# WORK TO COMPLETE:
Restate all entries word for word, minus pictures.
*** Opening of DATA TO EXAMINE ***
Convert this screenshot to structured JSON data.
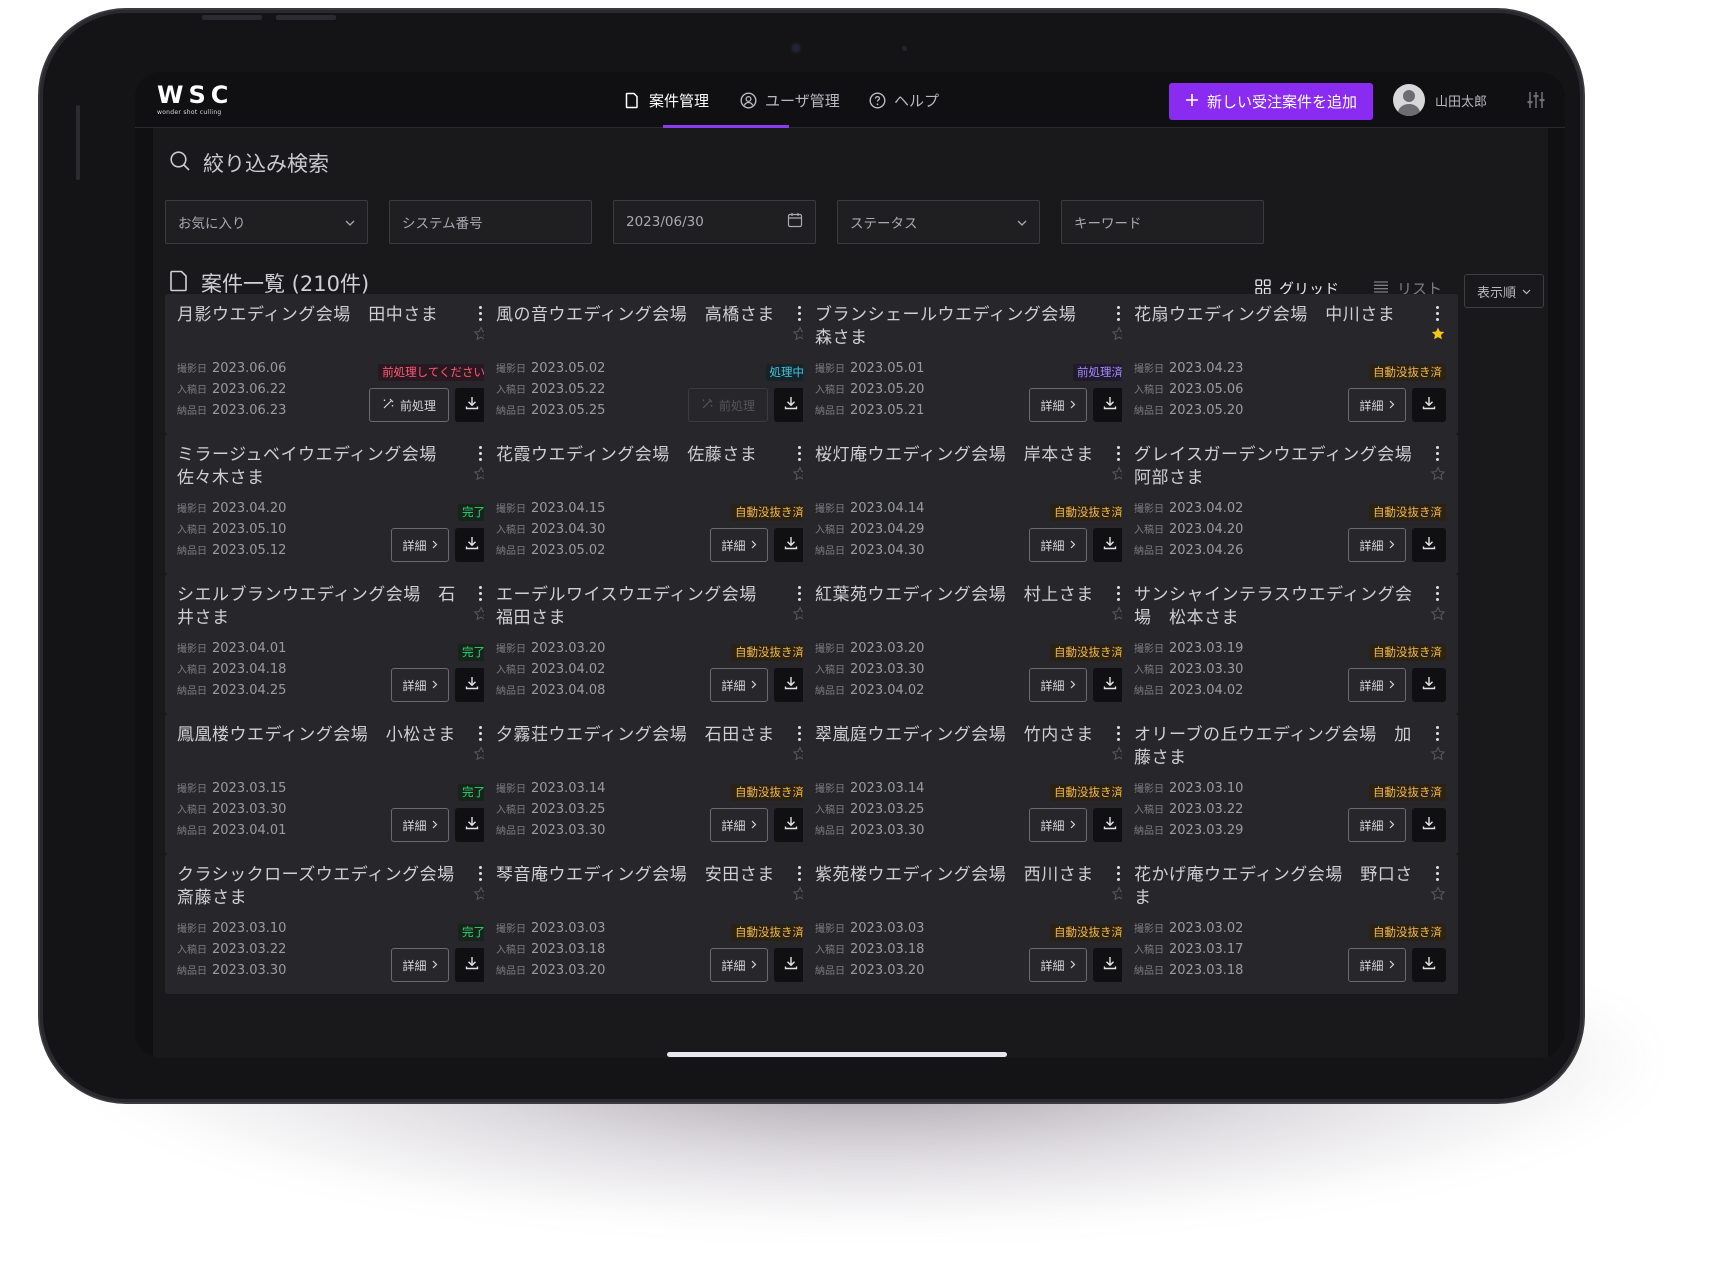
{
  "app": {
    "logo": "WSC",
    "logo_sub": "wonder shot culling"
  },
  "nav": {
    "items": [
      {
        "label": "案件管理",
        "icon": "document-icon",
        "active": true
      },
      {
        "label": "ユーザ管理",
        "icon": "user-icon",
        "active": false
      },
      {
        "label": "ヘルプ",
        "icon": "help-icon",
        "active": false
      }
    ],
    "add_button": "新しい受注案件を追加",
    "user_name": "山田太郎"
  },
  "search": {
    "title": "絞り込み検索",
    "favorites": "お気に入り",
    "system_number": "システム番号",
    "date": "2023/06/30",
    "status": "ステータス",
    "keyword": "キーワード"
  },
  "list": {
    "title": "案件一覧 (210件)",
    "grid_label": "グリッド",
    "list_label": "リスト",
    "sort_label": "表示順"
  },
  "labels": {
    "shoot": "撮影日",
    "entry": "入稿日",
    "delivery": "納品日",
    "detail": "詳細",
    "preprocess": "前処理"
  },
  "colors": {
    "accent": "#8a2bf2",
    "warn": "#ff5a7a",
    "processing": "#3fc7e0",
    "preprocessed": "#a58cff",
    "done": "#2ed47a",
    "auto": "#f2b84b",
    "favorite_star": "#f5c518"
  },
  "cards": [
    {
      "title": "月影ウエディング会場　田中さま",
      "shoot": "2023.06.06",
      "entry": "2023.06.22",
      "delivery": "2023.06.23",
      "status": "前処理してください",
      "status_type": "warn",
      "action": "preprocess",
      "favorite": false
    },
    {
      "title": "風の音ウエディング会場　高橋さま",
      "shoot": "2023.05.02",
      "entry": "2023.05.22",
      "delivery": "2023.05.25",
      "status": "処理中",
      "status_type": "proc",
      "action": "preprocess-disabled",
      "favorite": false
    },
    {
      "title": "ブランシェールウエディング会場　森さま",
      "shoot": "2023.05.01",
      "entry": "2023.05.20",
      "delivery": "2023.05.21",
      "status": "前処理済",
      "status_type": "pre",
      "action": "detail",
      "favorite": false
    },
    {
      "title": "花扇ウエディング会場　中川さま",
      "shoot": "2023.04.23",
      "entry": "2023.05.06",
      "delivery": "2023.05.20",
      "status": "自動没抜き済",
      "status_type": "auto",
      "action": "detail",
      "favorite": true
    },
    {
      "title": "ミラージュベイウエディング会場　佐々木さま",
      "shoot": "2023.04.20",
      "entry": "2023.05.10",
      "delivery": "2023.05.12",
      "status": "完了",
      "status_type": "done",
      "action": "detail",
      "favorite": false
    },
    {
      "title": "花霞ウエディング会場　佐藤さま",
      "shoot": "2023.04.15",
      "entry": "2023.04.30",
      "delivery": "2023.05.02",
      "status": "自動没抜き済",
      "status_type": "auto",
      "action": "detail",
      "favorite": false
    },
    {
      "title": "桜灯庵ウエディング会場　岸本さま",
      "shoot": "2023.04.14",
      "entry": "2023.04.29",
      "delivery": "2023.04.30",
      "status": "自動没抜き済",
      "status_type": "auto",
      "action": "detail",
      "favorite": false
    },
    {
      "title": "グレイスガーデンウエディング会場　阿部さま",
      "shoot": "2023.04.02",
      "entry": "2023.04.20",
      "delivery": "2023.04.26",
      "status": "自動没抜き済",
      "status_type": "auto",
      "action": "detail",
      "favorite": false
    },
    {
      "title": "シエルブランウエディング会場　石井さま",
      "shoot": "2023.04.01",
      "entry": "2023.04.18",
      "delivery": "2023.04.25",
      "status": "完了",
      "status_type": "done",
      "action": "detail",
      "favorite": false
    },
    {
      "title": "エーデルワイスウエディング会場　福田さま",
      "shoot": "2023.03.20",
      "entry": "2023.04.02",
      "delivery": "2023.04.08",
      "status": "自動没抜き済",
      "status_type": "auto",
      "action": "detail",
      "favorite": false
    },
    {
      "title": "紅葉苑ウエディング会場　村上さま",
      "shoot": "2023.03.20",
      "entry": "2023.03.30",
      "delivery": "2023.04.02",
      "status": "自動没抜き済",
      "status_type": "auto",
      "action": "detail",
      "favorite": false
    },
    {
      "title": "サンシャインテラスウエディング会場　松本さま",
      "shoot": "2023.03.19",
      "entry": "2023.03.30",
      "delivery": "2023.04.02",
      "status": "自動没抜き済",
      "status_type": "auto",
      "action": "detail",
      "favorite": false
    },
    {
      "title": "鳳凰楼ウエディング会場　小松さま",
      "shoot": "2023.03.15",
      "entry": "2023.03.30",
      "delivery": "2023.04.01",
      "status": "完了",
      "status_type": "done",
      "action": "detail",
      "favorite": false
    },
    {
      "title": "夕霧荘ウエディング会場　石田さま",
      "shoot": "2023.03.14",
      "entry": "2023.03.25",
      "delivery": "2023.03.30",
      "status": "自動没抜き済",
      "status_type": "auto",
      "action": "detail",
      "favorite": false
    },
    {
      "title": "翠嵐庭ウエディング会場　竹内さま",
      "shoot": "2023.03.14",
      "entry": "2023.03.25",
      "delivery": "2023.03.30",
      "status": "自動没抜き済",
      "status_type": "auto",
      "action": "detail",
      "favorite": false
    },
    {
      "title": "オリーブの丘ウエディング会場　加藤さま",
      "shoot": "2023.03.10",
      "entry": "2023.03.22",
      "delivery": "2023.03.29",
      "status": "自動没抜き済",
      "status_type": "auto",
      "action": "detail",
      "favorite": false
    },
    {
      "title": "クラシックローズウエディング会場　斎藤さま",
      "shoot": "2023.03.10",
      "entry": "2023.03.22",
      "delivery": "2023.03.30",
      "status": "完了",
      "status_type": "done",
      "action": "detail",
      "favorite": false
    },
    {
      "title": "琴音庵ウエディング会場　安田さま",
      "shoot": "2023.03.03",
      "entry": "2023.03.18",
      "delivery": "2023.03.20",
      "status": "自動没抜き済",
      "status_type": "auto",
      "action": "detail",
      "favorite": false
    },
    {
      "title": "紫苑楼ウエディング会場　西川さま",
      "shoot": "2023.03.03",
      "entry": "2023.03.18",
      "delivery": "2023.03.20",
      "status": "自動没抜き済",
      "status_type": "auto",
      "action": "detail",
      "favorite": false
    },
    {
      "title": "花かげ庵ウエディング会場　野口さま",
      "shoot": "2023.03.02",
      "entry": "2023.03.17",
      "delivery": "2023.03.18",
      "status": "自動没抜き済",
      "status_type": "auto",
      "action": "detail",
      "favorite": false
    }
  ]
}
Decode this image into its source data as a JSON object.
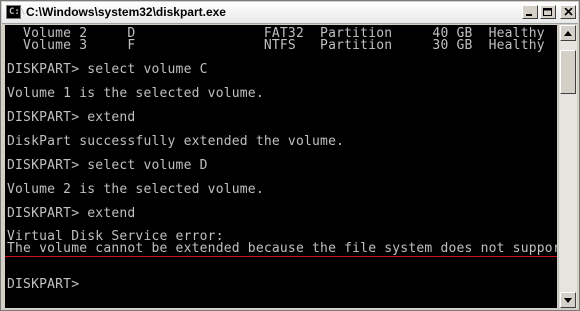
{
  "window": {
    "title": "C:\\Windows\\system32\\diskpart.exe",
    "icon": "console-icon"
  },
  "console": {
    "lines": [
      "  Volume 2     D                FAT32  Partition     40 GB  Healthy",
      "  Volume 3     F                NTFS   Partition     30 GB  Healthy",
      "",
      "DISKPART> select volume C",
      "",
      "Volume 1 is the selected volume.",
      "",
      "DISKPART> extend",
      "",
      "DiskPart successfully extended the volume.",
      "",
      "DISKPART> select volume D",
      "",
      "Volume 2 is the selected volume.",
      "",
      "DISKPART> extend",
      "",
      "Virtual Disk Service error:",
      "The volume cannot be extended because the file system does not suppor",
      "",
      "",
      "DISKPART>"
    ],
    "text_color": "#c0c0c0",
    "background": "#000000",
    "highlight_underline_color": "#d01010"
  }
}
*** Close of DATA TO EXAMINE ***
# SOLVED EXERCISE:
Convert this screenshot to structured JSON data.
{
  "app": {
    "logo": "WSC",
    "logo_sub": "wonder shot culling"
  },
  "nav": {
    "items": [
      {
        "label": "案件管理",
        "icon": "document-icon",
        "active": true
      },
      {
        "label": "ユーザ管理",
        "icon": "user-icon",
        "active": false
      },
      {
        "label": "ヘルプ",
        "icon": "help-icon",
        "active": false
      }
    ],
    "add_button": "新しい受注案件を追加",
    "user_name": "山田太郎"
  },
  "search": {
    "title": "絞り込み検索",
    "favorites": "お気に入り",
    "system_number": "システム番号",
    "date": "2023/06/30",
    "status": "ステータス",
    "keyword": "キーワード"
  },
  "list": {
    "title": "案件一覧 (210件)",
    "grid_label": "グリッド",
    "list_label": "リスト",
    "sort_label": "表示順"
  },
  "labels": {
    "shoot": "撮影日",
    "entry": "入稿日",
    "delivery": "納品日",
    "detail": "詳細",
    "preprocess": "前処理"
  },
  "colors": {
    "accent": "#8a2bf2",
    "warn": "#ff5a7a",
    "processing": "#3fc7e0",
    "preprocessed": "#a58cff",
    "done": "#2ed47a",
    "auto": "#f2b84b",
    "favorite_star": "#f5c518"
  },
  "cards": [
    {
      "title": "月影ウエディング会場　田中さま",
      "shoot": "2023.06.06",
      "entry": "2023.06.22",
      "delivery": "2023.06.23",
      "status": "前処理してください",
      "status_type": "warn",
      "action": "preprocess",
      "favorite": false
    },
    {
      "title": "風の音ウエディング会場　高橋さま",
      "shoot": "2023.05.02",
      "entry": "2023.05.22",
      "delivery": "2023.05.25",
      "status": "処理中",
      "status_type": "proc",
      "action": "preprocess-disabled",
      "favorite": false
    },
    {
      "title": "ブランシェールウエディング会場　森さま",
      "shoot": "2023.05.01",
      "entry": "2023.05.20",
      "delivery": "2023.05.21",
      "status": "前処理済",
      "status_type": "pre",
      "action": "detail",
      "favorite": false
    },
    {
      "title": "花扇ウエディング会場　中川さま",
      "shoot": "2023.04.23",
      "entry": "2023.05.06",
      "delivery": "2023.05.20",
      "status": "自動没抜き済",
      "status_type": "auto",
      "action": "detail",
      "favorite": true
    },
    {
      "title": "ミラージュベイウエディング会場　佐々木さま",
      "shoot": "2023.04.20",
      "entry": "2023.05.10",
      "delivery": "2023.05.12",
      "status": "完了",
      "status_type": "done",
      "action": "detail",
      "favorite": false
    },
    {
      "title": "花霞ウエディング会場　佐藤さま",
      "shoot": "2023.04.15",
      "entry": "2023.04.30",
      "delivery": "2023.05.02",
      "status": "自動没抜き済",
      "status_type": "auto",
      "action": "detail",
      "favorite": false
    },
    {
      "title": "桜灯庵ウエディング会場　岸本さま",
      "shoot": "2023.04.14",
      "entry": "2023.04.29",
      "delivery": "2023.04.30",
      "status": "自動没抜き済",
      "status_type": "auto",
      "action": "detail",
      "favorite": false
    },
    {
      "title": "グレイスガーデンウエディング会場　阿部さま",
      "shoot": "2023.04.02",
      "entry": "2023.04.20",
      "delivery": "2023.04.26",
      "status": "自動没抜き済",
      "status_type": "auto",
      "action": "detail",
      "favorite": false
    },
    {
      "title": "シエルブランウエディング会場　石井さま",
      "shoot": "2023.04.01",
      "entry": "2023.04.18",
      "delivery": "2023.04.25",
      "status": "完了",
      "status_type": "done",
      "action": "detail",
      "favorite": false
    },
    {
      "title": "エーデルワイスウエディング会場　福田さま",
      "shoot": "2023.03.20",
      "entry": "2023.04.02",
      "delivery": "2023.04.08",
      "status": "自動没抜き済",
      "status_type": "auto",
      "action": "detail",
      "favorite": false
    },
    {
      "title": "紅葉苑ウエディング会場　村上さま",
      "shoot": "2023.03.20",
      "entry": "2023.03.30",
      "delivery": "2023.04.02",
      "status": "自動没抜き済",
      "status_type": "auto",
      "action": "detail",
      "favorite": false
    },
    {
      "title": "サンシャインテラスウエディング会場　松本さま",
      "shoot": "2023.03.19",
      "entry": "2023.03.30",
      "delivery": "2023.04.02",
      "status": "自動没抜き済",
      "status_type": "auto",
      "action": "detail",
      "favorite": false
    },
    {
      "title": "鳳凰楼ウエディング会場　小松さま",
      "shoot": "2023.03.15",
      "entry": "2023.03.30",
      "delivery": "2023.04.01",
      "status": "完了",
      "status_type": "done",
      "action": "detail",
      "favorite": false
    },
    {
      "title": "夕霧荘ウエディング会場　石田さま",
      "shoot": "2023.03.14",
      "entry": "2023.03.25",
      "delivery": "2023.03.30",
      "status": "自動没抜き済",
      "status_type": "auto",
      "action": "detail",
      "favorite": false
    },
    {
      "title": "翠嵐庭ウエディング会場　竹内さま",
      "shoot": "2023.03.14",
      "entry": "2023.03.25",
      "delivery": "2023.03.30",
      "status": "自動没抜き済",
      "status_type": "auto",
      "action": "detail",
      "favorite": false
    },
    {
      "title": "オリーブの丘ウエディング会場　加藤さま",
      "shoot": "2023.03.10",
      "entry": "2023.03.22",
      "delivery": "2023.03.29",
      "status": "自動没抜き済",
      "status_type": "auto",
      "action": "detail",
      "favorite": false
    },
    {
      "title": "クラシックローズウエディング会場　斎藤さま",
      "shoot": "2023.03.10",
      "entry": "2023.03.22",
      "delivery": "2023.03.30",
      "status": "完了",
      "status_type": "done",
      "action": "detail",
      "favorite": false
    },
    {
      "title": "琴音庵ウエディング会場　安田さま",
      "shoot": "2023.03.03",
      "entry": "2023.03.18",
      "delivery": "2023.03.20",
      "status": "自動没抜き済",
      "status_type": "auto",
      "action": "detail",
      "favorite": false
    },
    {
      "title": "紫苑楼ウエディング会場　西川さま",
      "shoot": "2023.03.03",
      "entry": "2023.03.18",
      "delivery": "2023.03.20",
      "status": "自動没抜き済",
      "status_type": "auto",
      "action": "detail",
      "favorite": false
    },
    {
      "title": "花かげ庵ウエディング会場　野口さま",
      "shoot": "2023.03.02",
      "entry": "2023.03.17",
      "delivery": "2023.03.18",
      "status": "自動没抜き済",
      "status_type": "auto",
      "action": "detail",
      "favorite": false
    }
  ]
}
Decode this image into its source data as a JSON object.
{
  "window": {
    "title": "C:\\Windows\\system32\\diskpart.exe",
    "icon": "console-icon"
  },
  "console": {
    "lines": [
      "  Volume 2     D                FAT32  Partition     40 GB  Healthy",
      "  Volume 3     F                NTFS   Partition     30 GB  Healthy",
      "",
      "DISKPART> select volume C",
      "",
      "Volume 1 is the selected volume.",
      "",
      "DISKPART> extend",
      "",
      "DiskPart successfully extended the volume.",
      "",
      "DISKPART> select volume D",
      "",
      "Volume 2 is the selected volume.",
      "",
      "DISKPART> extend",
      "",
      "Virtual Disk Service error:",
      "The volume cannot be extended because the file system does not suppor",
      "",
      "",
      "DISKPART>"
    ],
    "text_color": "#c0c0c0",
    "background": "#000000",
    "highlight_underline_color": "#d01010"
  }
}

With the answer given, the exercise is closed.